    Paul Guardullo of the National Museum of African American History and Culture discusses the power dynamics in the 1931 south that made nine Black men vulnerable to a false rape accusation, and the way that the supporters of the Scottsboro Nine challenged unequal justice. 



  • How a Detective Who Was Blamed for One Lynching Solved Another

    Wilbur Williams was suspended for a 1976 incident of police brutality that evidence shows he wasn't involved in, and butted heads with the Mobile, Alabama political establishment. In 1981, he led a contentious investigation that led to the conviction of KKK members for a lynching that nearly tore the city apart. 
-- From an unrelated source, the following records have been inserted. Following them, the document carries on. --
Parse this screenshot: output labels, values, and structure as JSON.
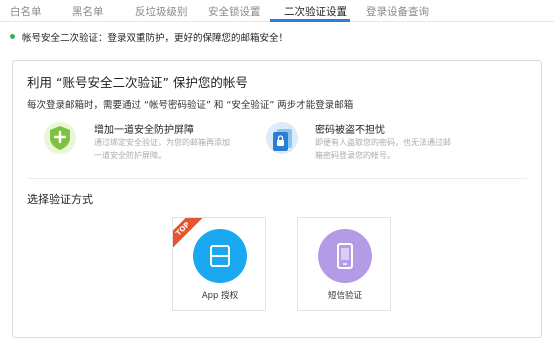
{
  "tabs": [
    {
      "label": "白名单",
      "active": false
    },
    {
      "label": "黑名单",
      "active": false
    },
    {
      "label": "反垃圾级别",
      "active": false
    },
    {
      "label": "安全锁设置",
      "active": false
    },
    {
      "label": "二次验证设置",
      "active": true
    },
    {
      "label": "登录设备查询",
      "active": false
    }
  ],
  "notice": {
    "text": "帐号安全二次验证：登录双重防护，更好的保障您的邮箱安全！"
  },
  "panel": {
    "title": "利用 “账号安全二次验证” 保护您的帐号",
    "subtitle": "每次登录邮箱时，需要通过 “帐号密码验证” 和 “安全验证” 两步才能登录邮箱",
    "features": [
      {
        "icon": "shield-plus-icon",
        "title": "增加一道安全防护屏障",
        "desc": "通过绑定安全验证，为您的邮箱再添加一道安全防护屏障。"
      },
      {
        "icon": "lock-document-icon",
        "title": "密码被盗不担忧",
        "desc": "即便有人盗取您的密码，也无法通过邮箱密码登录您的帐号。"
      }
    ],
    "choose_title": "选择验证方式",
    "methods": [
      {
        "label": "App 授权",
        "badge": "TOP",
        "icon": "app-auth-icon",
        "color": "#1aa8f0"
      },
      {
        "label": "短信验证",
        "icon": "phone-icon",
        "color": "#b49be6"
      }
    ]
  }
}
  • The Deep South Has a Rich History of Resistance, as Amazon Is Learning

    Columnist Jamelle Bouie draws on the work of historians Michael W. Fitzgerald, Paul Horton, Robin D.G. Kelley, and Robert Widell, Jr. which shows that Alabamians, and Black Alabamians in particular, have organized to fight both racial oppression and labor exploitation.



  • America’s Political Roots Are in Eutaw, Alabama
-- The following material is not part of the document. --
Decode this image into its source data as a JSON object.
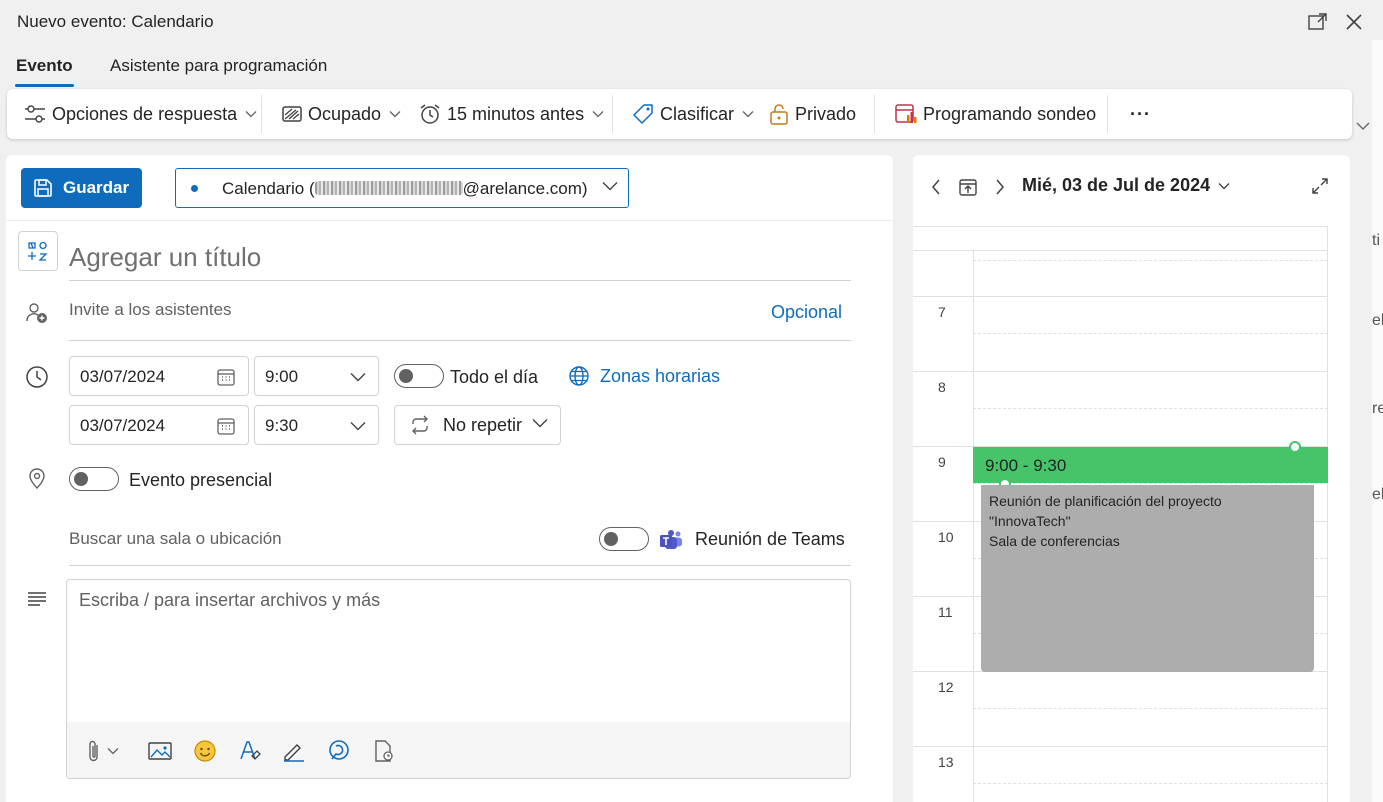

    "The terror campaign of 1870 ended the promise of Alabama’s brief Reconstruction era, allowing the so-called Redeemers to pry Alabama from the hands of reform. This was the critical juncture that led to the way things are."



  • Shelia Washington Dies at 61; Helped Exonerate Scottsboro Boys

    Shelia Washington read the story of the Scottsboro Boys as a teen, dedicated her life to preserving knowledge of their case, and finally spearheaded an effort that led the state of Alabama to exonerate the wrongly convicted men. 



  • The Alabama Town That Could Defeat Jeff Bezos

    The industrial suburb of Bessemer has a long history as a rare center of union activity in the South and now is the focal point of an effort to organize Amazon's warehouse workers. Historian Robin D.G. Kelley, who has written about interracial labor militancy in Alabama, gives context. 



  • Tom Lankford, 85, Dies; Southern Journalist With Divided Loyalties

    Tom Lankford took many iconic photographs in Birmingham that publicized the cause of Civil Rights protestors. But he worked behind the scenes to cultivate relationships with the city's notorious Bull Connor to buttress the reputation of the police force while working with his publisher to squelch local demands for change that threatened the business community.